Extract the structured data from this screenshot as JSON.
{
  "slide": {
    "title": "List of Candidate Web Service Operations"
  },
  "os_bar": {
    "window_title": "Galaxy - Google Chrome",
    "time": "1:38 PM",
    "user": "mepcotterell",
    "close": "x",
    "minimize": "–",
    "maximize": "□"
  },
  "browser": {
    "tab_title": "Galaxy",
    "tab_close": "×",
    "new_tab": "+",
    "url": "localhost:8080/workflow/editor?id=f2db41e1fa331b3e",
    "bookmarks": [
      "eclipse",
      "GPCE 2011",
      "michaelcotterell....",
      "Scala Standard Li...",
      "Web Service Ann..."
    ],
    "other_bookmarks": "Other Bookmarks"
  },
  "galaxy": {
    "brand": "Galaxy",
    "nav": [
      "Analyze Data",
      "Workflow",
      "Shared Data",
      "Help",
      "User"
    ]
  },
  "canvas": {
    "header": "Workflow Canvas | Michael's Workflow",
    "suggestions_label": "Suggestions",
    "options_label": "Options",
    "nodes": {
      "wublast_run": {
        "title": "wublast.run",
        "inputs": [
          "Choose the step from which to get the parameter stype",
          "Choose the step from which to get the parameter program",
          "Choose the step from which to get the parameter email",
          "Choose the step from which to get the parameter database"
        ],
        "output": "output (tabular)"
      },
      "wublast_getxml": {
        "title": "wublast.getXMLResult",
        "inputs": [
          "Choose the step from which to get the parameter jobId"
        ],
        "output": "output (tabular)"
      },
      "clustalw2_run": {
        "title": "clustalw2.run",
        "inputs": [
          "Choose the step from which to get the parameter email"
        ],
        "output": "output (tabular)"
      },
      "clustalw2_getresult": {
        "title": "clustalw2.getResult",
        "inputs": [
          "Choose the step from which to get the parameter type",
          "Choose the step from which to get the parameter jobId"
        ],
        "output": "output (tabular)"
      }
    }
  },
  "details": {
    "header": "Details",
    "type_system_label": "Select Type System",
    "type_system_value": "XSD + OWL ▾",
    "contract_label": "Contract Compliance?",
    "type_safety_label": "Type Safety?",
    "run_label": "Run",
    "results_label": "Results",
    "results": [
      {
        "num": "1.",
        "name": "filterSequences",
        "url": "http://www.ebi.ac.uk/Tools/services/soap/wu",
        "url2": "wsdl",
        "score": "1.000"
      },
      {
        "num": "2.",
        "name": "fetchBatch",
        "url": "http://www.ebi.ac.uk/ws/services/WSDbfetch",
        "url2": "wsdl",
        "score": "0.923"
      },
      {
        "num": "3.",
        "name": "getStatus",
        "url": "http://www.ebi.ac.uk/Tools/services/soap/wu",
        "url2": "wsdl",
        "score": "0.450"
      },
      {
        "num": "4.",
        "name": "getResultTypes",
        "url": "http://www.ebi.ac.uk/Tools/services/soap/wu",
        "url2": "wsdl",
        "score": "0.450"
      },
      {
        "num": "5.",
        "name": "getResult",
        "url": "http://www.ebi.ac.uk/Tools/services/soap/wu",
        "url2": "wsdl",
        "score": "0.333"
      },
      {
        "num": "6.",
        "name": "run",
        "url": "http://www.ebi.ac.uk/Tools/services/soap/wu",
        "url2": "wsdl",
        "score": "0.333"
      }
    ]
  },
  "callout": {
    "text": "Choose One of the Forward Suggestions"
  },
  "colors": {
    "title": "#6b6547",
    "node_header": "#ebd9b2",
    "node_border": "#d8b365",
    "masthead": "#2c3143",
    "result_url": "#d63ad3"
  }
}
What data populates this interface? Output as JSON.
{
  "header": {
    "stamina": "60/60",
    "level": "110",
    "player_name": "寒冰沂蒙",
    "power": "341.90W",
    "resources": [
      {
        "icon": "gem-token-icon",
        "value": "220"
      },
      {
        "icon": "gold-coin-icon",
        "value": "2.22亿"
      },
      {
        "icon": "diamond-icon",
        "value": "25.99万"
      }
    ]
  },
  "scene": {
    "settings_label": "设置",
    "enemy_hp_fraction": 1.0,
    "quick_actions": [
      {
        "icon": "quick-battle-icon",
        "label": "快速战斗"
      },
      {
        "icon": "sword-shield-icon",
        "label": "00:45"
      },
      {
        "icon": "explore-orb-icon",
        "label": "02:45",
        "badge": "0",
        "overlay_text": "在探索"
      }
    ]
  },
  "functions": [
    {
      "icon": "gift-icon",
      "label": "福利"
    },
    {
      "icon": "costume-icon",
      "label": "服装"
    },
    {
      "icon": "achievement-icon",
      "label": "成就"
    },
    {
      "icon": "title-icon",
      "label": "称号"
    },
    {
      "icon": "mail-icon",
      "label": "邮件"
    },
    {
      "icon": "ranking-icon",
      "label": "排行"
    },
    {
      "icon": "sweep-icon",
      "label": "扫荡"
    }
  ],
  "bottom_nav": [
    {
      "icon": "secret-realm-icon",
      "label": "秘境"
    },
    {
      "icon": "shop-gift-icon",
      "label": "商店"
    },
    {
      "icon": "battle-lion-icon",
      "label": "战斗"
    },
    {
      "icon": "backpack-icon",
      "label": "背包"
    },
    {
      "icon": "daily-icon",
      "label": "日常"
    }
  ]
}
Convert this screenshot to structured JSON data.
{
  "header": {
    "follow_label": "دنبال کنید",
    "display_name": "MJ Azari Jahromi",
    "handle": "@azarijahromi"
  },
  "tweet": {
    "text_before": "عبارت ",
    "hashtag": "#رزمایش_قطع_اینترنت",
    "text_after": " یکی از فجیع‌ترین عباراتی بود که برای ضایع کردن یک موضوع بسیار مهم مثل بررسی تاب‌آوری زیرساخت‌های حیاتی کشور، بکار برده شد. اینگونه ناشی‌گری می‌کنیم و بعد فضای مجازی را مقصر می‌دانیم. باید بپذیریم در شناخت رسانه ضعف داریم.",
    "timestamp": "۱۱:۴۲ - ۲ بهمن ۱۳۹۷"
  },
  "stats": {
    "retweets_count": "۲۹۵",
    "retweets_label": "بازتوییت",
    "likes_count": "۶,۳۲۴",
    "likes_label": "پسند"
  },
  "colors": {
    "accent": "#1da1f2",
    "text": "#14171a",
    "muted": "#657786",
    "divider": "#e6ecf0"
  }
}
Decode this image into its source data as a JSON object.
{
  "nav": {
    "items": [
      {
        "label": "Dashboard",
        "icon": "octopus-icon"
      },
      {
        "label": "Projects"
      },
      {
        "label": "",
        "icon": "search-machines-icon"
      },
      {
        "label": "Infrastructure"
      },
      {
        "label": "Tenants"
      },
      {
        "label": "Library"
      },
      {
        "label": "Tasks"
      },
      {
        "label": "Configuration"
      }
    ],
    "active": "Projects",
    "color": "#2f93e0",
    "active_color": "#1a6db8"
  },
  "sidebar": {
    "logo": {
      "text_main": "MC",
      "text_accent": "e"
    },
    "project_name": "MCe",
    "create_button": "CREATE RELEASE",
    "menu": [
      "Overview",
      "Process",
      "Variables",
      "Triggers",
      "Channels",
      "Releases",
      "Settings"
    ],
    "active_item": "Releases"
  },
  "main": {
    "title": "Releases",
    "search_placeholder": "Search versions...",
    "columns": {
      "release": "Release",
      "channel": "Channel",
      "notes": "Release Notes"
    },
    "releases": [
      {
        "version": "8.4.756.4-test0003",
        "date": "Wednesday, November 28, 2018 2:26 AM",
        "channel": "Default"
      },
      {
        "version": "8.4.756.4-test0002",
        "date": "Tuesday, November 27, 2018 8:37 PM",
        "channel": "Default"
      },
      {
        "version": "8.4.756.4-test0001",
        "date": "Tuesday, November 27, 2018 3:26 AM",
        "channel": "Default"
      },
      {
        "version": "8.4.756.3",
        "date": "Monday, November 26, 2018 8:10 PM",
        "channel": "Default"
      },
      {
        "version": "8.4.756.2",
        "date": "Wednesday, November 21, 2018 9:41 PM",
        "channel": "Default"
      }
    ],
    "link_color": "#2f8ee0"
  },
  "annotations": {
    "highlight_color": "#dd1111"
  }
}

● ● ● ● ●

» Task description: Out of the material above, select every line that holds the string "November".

» Answer space:
        "date": "Wednesday, November 28, 2018 2:26 AM",
        "date": "Tuesday, November 27, 2018 8:37 PM",
        "date": "Tuesday, November 27, 2018 3:26 AM",
        "date": "Monday, November 26, 2018 8:10 PM",
        "date": "Wednesday, November 21, 2018 9:41 PM",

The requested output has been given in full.